Does the discovery of gold in rocks on the beach at Millport, a holiday resort on the Isle of Great Cumbrae, mean Scotland is about to have a Californian-style gold rush? According to a team of scientists from the University of Aberdeen, the find does not herald a rush northward by gold-diggers seeking to make a fortune.
The geologists do say, however, that the find could mean there is more gold elsewhere in the region, and possibly on a much bigger scale.
Gold is generally found in deposits in veins deep in the Earth’s crust after water has flowed through cracks at very high temperature.
There’s gold on them thar beaches! Millport is the only town on the island of Great Cumbrae in the Firth of Clyde off the coast of North Ayrshire, eastern Scotland. (Image: flickr.com)
Tiny concentrations of gold found in rocks
Professor John Parnell, who works at the University of Aberdeen’s School of Geosciences and colleagues explained in the Journal of the Geological Society (citation below) that an analysis of red sandstone rock revealed minute concentrations of gold.
Lead author, Prof. Parnell, Chair in Geology & Petroleum Geology, said:
“In undertaking this research I was initially interested in analysing little structures found within common red sandstone rocks which we took from the beach at Millport, which to the naked eye appear as tiny black spots.”
“By analysing the structures using a high-powered microscope, we discovered that they contain concentrations of gold, which is unusual because gold normally tends to be concentrated by hot waters rising up through cracks in the Earth.”
“In this this case the gold has been formed and concentrated in a completely different environment, which raises the possibility of similar structures appearing within red sandstone elsewhere but on much bigger scale.”
Map of northern Britain and Ireland showing locations of red bed-hosted samples examined in this latest study. (Image: jgs.lyellcollection.org)
Gold can be found in surprising places
The findings of this latest study add to a growing awareness that gold concentrations are present in red sandstone, and possibly in other sedimentary rock too, otherwise known as ‘red beds’.
Prof. Parnell added:
“Some studies have been carried out in England where concentrations of gold have also been found in red sandstone, but not to the consistency that we find within the Millport rocks.”
“So while there is certainly no prospect of a modern-day ‘gold rush’ in Millport this analysis is helping us to understand unusual circumstances where gold can be formed, which in the future may even lead to discoveries that are commercially viable.”
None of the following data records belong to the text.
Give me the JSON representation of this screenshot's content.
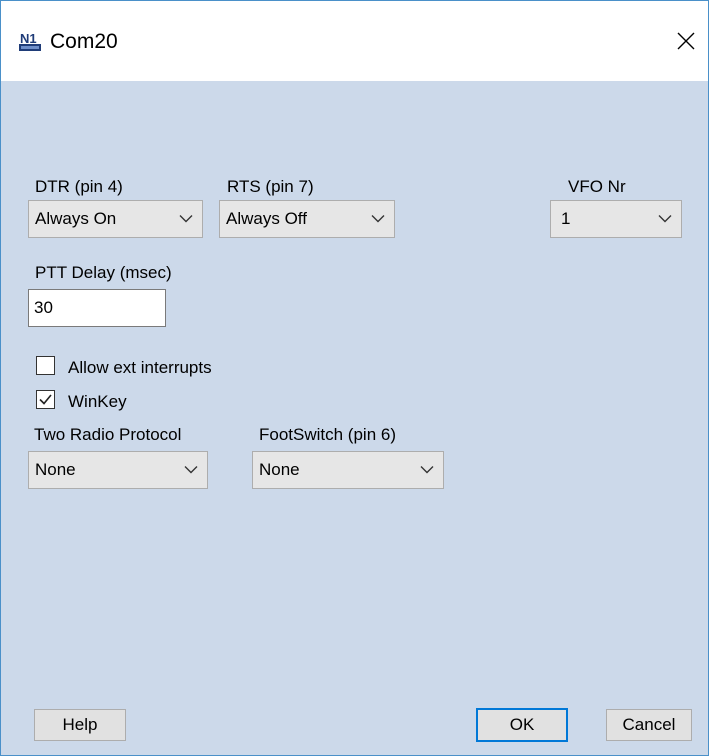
{
  "window": {
    "title": "Com20",
    "logo_text": "N1"
  },
  "dtr": {
    "label": "DTR (pin 4)",
    "value": "Always On"
  },
  "rts": {
    "label": "RTS (pin 7)",
    "value": "Always Off"
  },
  "vfo": {
    "label": "VFO Nr",
    "value": "1"
  },
  "ptt": {
    "label": "PTT Delay  (msec)",
    "value": "30"
  },
  "options": {
    "allow_ext_interrupts": {
      "label": "Allow ext interrupts",
      "checked": false
    },
    "winkey": {
      "label": "WinKey",
      "checked": true
    }
  },
  "two_radio": {
    "label": "Two Radio Protocol",
    "value": "None"
  },
  "footswitch": {
    "label": "FootSwitch (pin 6)",
    "value": "None"
  },
  "buttons": {
    "help": "Help",
    "ok": "OK",
    "cancel": "Cancel"
  },
  "colors": {
    "dialog_bg": "#ccd9ea",
    "accent": "#0078d7"
  }
}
A gold rush occurs when word gets out that somebody found gold and many people come to that area aiming to get rich.
Gold not linked to high temperatures
The scientists explained that studies of rock sample showed particles of native gold up to 10 µm size (µm = micrometre, one millionth of a metre), typically with less than 15 wt% silver.
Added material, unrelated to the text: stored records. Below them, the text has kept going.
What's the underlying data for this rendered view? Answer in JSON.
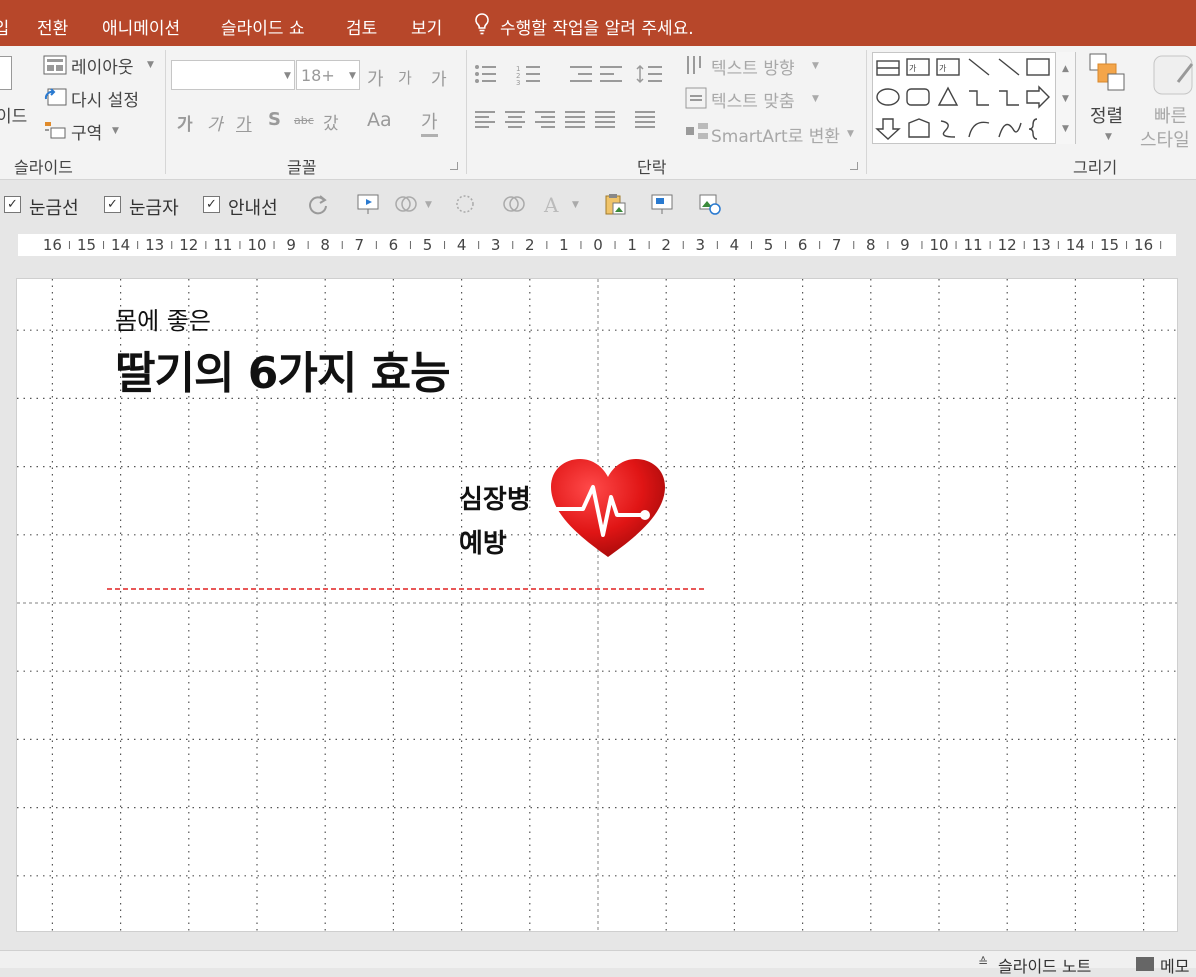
{
  "menu": {
    "cut_tab": "삽입",
    "tabs": [
      "전환",
      "애니메이션",
      "슬라이드 쇼",
      "검토",
      "보기"
    ],
    "tell_me": "수행할 작업을 알려 주세요."
  },
  "ribbon": {
    "slide_group": {
      "label": "슬라이드",
      "new_slide_partial": "이드",
      "layout": "레이아웃",
      "reset": "다시 설정",
      "section": "구역"
    },
    "font_group": {
      "label": "글꼴",
      "font_name": "",
      "font_size": "18+",
      "grow": "가",
      "shrink": "가",
      "clear": "가",
      "bold": "가",
      "italic": "가",
      "underline": "가",
      "shadow": "S",
      "strike": "abc",
      "spacing": "갔",
      "case": "Aa",
      "color": "가"
    },
    "paragraph_group": {
      "label": "단락",
      "text_direction": "텍스트 방향",
      "align_text": "텍스트 맞춤",
      "smartart": "SmartArt로 변환"
    },
    "drawing_group": {
      "label": "그리기",
      "arrange": "정렬",
      "quick_styles_1": "빠른",
      "quick_styles_2": "스타일"
    }
  },
  "quickbar": {
    "gridlines": "눈금선",
    "ruler": "눈금자",
    "guides": "안내선"
  },
  "ruler": {
    "left_labels": [
      "16",
      "15",
      "14",
      "13",
      "12",
      "11",
      "10",
      "9",
      "8",
      "7",
      "6",
      "5",
      "4",
      "3",
      "2",
      "1"
    ],
    "center_label": "0",
    "right_labels": [
      "1",
      "2",
      "3",
      "4",
      "5",
      "6",
      "7",
      "8",
      "9",
      "10",
      "11",
      "12",
      "13",
      "14",
      "15",
      "16"
    ]
  },
  "slide": {
    "subtitle": "몸에 좋은",
    "title": "딸기의 6가지 효능",
    "item_line1": "심장병",
    "item_line2": "예방",
    "heart_color": "#e01515",
    "divider_color": "#e02020"
  },
  "statusbar": {
    "notes": "슬라이드 노트",
    "comments": "메모"
  }
}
Their concentrations suggest the gold was concentrated during diagenesis (the physical and chemical changes occurring during the conversion of sediment to sedimentary rock), in rocks that had not experienced regional temperatures in excess of 100°C.
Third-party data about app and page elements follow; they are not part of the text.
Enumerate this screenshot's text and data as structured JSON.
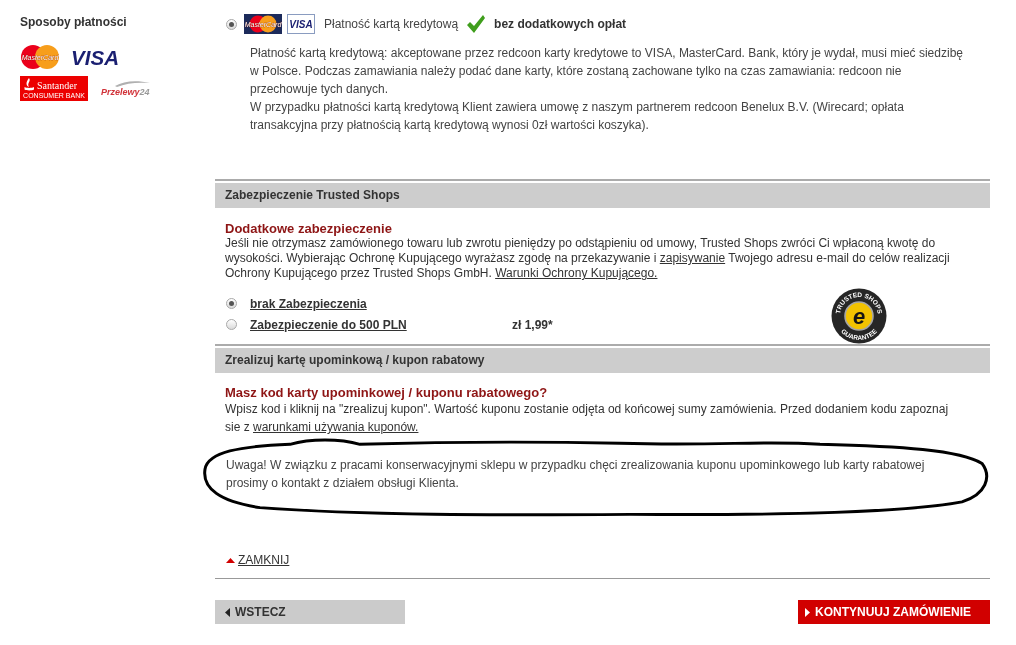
{
  "sidebar": {
    "title": "Sposoby płatności",
    "logos": [
      {
        "kind": "mastercard",
        "text": "MasterCard"
      },
      {
        "kind": "visa",
        "text": "VISA"
      },
      {
        "kind": "santander",
        "text": "Santander",
        "subtext": "CONSUMER BANK"
      },
      {
        "kind": "przelewy24",
        "text": "Przelewy",
        "suffix": "24"
      }
    ]
  },
  "payment_method": {
    "selected": true,
    "logos": [
      {
        "kind": "mastercard",
        "text": "MasterCard"
      },
      {
        "kind": "visa",
        "text": "VISA"
      }
    ],
    "label": "Płatność kartą kredytową",
    "fee_note": "bez dodatkowych opłat",
    "description": [
      "Płatność kartą kredytową: akceptowane przez redcoon karty kredytowe to VISA, MasterCard. Bank, który je wydał, musi mieć siedzibę w Polsce. Podczas zamawiania należy podać dane karty, które zostaną zachowane tylko na czas zamawiania: redcoon nie przechowuje tych danych.",
      "W przypadku płatności kartą kredytową Klient zawiera umowę z naszym partnerem redcoon Benelux B.V. (Wirecard; opłata transakcyjna przy płatnością kartą kredytową wynosi 0zł wartości koszyka)."
    ]
  },
  "trusted_shops": {
    "header": "Zabezpieczenie Trusted Shops",
    "title": "Dodatkowe zabezpieczenie",
    "text": [
      {
        "kind": "text",
        "text": "Jeśli nie otrzymasz zamówionego towaru lub zwrotu pieniędzy po odstąpieniu od umowy, Trusted Shops zwróci Ci wpłaconą kwotę do wysokości. Wybierając Ochronę Kupującego wyrażasz zgodę na przekazywanie i "
      },
      {
        "kind": "link",
        "text": "zapisywanie"
      },
      {
        "kind": "text",
        "text": " Twojego adresu e-mail do celów realizacji Ochrony Kupującego przez Trusted Shops GmbH. "
      },
      {
        "kind": "link",
        "text": "Warunki Ochrony Kupującego."
      }
    ],
    "options": [
      {
        "label": "brak Zabezpieczenia",
        "selected": true
      },
      {
        "label": "Zabezpieczenie do 500 PLN",
        "selected": false,
        "price": "zł 1,99*"
      }
    ],
    "seal": {
      "top": "TRUSTED SHOPS",
      "bottom": "GUARANTEE",
      "letter": "e"
    }
  },
  "coupon": {
    "header": "Zrealizuj kartę upominkową / kupon rabatowy",
    "title": "Masz kod karty upominkowej / kuponu rabatowego?",
    "text": [
      {
        "kind": "text",
        "text": "Wpisz kod i kliknij na \"zrealizuj kupon\". Wartość kuponu zostanie odjęta od końcowej sumy zamówienia. Przed dodaniem kodu zapoznaj sie z "
      },
      {
        "kind": "link",
        "text": "warunkami używania kuponów."
      }
    ],
    "notice": "Uwaga! W związku z pracami konserwacyjnymi sklepu w przypadku chęci zrealizowania kuponu upominkowego lub karty rabatowej prosimy o kontakt z działem obsługi Klienta."
  },
  "close_link": "ZAMKNIJ",
  "buttons": [
    {
      "kind": "back",
      "label": "WSTECZ"
    },
    {
      "kind": "continue",
      "label": "KONTYNUUJ ZAMÓWIENIE"
    }
  ]
}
“These occurrences add to other evidence of a role for red beds in the genesis of gold mineralization,” they wrote.
Citation: “Gold in Devono-Carboniferous red beds of northern Britain,” John Parnell1, John Still, Samuel Spinks and David Bellis. Journal of the Geological Society. December 2015. DOI: 10.1144/jgs2015-115.
Video – Millport Isle of Cumbrae
This is a short video taken by Tony Allen, who went to Millport on a daytrip.